Select from various shipping options within the shopping cart.
Printed in the USA.
I found the book easy reading, with informative and simple to adopt tips. I've already changed my approach to virtual meetings and will adopt the same methods when face to face meetings are allowed again post COVID
It was okay. I was hoping the book would solve my meeting woes. It didn’t. To me the 5 most important words in the book were the words that described the 3 types of meetings: (1) Goal-setting, (2) Priority reviews (3) Trouble-shooting. Okay, I think I know what those words mean. And I’m trying to ask myself which of those three “types” of meetings am I trying to hold, or prepare for? Maybe I’m just extra slow, but I needed an entire chapter to really nail that. I want to know what these meetings look like. I’ve done goal-setting meetings, and it seems like we get lost in the weeds. I try to do priority reviews at the end of each meeting, but I don’t think that's what he means. Does trouble-shooting presume that I call a meeting because there is an obstacle or bottle-neck or something? I needed a sample agenda or outline for each of these types of meetings. How do I decide who needs to be in these types of meetings? I thought this “type” structure was a huge insight, but then I just couldn’t make it come alive.

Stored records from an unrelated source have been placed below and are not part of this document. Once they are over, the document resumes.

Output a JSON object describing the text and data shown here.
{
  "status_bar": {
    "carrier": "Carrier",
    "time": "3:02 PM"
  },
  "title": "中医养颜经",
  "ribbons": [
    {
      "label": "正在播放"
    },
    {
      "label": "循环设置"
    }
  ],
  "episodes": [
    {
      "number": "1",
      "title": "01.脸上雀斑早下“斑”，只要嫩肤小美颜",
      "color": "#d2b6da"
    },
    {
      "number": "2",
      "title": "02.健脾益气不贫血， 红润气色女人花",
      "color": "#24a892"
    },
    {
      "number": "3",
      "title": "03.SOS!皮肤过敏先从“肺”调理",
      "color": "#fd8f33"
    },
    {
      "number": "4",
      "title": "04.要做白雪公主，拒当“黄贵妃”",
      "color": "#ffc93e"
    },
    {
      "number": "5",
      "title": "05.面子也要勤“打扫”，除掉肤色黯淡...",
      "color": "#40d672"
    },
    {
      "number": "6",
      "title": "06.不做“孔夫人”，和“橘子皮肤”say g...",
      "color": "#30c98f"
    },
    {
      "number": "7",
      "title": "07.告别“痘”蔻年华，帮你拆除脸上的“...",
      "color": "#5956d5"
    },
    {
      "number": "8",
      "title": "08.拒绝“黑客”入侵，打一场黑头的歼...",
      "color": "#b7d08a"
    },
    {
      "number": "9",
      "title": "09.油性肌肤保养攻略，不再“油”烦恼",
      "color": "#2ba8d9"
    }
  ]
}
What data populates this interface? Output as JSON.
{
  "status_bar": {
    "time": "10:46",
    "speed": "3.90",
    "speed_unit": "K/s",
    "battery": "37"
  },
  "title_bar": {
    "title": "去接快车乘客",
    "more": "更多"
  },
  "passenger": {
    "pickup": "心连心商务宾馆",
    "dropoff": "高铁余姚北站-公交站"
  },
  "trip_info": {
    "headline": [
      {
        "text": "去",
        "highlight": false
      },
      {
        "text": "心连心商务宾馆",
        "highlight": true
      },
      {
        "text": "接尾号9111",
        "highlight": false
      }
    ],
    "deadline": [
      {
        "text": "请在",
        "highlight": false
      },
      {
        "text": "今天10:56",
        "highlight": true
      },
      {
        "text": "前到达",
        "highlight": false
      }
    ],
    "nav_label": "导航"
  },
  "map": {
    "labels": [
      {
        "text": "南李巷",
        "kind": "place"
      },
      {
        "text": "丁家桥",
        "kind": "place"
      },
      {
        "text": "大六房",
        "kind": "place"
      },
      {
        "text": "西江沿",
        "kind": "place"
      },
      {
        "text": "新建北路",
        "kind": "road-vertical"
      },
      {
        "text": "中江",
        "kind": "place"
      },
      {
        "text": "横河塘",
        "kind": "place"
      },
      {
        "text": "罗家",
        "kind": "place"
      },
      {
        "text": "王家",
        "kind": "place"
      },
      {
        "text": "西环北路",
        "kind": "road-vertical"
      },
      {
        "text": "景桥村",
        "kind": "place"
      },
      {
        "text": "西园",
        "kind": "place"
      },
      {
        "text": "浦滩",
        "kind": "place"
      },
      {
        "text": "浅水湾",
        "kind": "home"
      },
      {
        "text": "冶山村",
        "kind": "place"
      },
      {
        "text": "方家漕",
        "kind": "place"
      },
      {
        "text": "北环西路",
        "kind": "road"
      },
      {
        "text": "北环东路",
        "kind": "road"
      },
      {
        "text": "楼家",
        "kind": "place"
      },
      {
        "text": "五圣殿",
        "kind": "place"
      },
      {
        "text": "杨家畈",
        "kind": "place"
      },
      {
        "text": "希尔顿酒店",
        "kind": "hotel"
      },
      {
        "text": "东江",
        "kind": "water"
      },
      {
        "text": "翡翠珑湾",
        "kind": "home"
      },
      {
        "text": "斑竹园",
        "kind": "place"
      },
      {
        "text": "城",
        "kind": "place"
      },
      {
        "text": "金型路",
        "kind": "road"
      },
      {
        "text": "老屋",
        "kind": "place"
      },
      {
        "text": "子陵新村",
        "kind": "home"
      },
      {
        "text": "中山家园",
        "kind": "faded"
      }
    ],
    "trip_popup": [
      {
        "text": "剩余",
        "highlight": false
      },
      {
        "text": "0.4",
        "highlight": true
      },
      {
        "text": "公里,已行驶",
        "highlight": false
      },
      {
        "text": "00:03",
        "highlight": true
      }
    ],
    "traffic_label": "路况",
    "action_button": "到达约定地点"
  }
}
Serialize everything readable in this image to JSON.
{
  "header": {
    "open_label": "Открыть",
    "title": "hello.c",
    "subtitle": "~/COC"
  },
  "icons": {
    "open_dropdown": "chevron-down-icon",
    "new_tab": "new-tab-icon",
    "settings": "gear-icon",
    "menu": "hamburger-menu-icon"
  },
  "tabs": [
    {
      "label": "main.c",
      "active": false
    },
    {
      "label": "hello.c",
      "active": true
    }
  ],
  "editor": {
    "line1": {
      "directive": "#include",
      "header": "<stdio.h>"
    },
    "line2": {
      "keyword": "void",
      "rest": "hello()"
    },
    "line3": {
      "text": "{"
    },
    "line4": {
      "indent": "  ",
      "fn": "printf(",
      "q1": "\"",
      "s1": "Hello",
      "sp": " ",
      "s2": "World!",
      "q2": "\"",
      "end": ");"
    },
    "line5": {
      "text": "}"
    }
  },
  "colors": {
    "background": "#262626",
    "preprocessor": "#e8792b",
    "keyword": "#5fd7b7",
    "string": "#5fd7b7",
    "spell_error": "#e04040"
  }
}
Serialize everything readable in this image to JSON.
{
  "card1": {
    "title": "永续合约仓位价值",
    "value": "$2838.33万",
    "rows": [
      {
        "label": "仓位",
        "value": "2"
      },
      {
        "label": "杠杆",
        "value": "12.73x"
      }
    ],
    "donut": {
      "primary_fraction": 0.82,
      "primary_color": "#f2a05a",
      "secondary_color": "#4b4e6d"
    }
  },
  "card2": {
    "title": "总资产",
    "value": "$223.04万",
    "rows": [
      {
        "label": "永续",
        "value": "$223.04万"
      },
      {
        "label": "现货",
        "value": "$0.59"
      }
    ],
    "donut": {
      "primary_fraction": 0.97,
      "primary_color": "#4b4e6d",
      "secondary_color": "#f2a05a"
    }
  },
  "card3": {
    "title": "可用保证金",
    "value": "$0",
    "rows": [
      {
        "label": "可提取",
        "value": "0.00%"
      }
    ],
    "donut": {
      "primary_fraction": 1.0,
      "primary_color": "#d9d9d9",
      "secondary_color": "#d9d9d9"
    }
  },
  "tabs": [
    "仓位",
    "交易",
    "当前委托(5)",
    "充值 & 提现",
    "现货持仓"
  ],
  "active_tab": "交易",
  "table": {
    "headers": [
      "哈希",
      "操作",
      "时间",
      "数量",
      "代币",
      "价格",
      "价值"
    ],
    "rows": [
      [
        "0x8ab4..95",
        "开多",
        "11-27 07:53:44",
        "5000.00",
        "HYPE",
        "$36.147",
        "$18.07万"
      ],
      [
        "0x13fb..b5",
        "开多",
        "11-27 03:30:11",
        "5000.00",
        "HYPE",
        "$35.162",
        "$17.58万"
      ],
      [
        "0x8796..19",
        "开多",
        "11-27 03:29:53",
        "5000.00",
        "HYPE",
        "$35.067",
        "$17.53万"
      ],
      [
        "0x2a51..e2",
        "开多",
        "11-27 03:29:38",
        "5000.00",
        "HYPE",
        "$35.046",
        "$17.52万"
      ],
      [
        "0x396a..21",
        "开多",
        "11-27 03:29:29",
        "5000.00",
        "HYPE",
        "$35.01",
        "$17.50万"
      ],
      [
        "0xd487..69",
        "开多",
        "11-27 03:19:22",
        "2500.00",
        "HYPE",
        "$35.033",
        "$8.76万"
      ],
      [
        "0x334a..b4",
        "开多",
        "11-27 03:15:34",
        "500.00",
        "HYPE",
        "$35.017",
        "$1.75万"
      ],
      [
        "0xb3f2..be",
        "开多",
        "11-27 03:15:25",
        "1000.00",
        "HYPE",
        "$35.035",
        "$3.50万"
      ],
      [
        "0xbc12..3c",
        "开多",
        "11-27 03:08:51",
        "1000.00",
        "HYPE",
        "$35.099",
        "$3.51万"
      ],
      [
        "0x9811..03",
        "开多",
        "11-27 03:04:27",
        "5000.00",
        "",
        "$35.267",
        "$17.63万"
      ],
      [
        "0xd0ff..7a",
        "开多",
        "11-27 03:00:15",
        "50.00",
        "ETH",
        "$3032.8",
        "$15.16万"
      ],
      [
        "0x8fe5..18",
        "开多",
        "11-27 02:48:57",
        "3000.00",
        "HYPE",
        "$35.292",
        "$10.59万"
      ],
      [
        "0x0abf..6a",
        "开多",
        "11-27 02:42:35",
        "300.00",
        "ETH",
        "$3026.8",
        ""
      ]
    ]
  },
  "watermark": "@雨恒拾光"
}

I’ve conducted meetings for years, and I’m better at it than my old bosses, but I’m still terrible! (Hard to do this when you have nothing except terrible role models!) So bottom line, it was okay, but it didn’t give me enough practical tips for making the meeting more effective.
I enjoy and benefit greatly from Michael’s knowledge that is “use right now knowledge”. Began using the tips as soon as I was done with book. Keep up the good work. Leaders need you!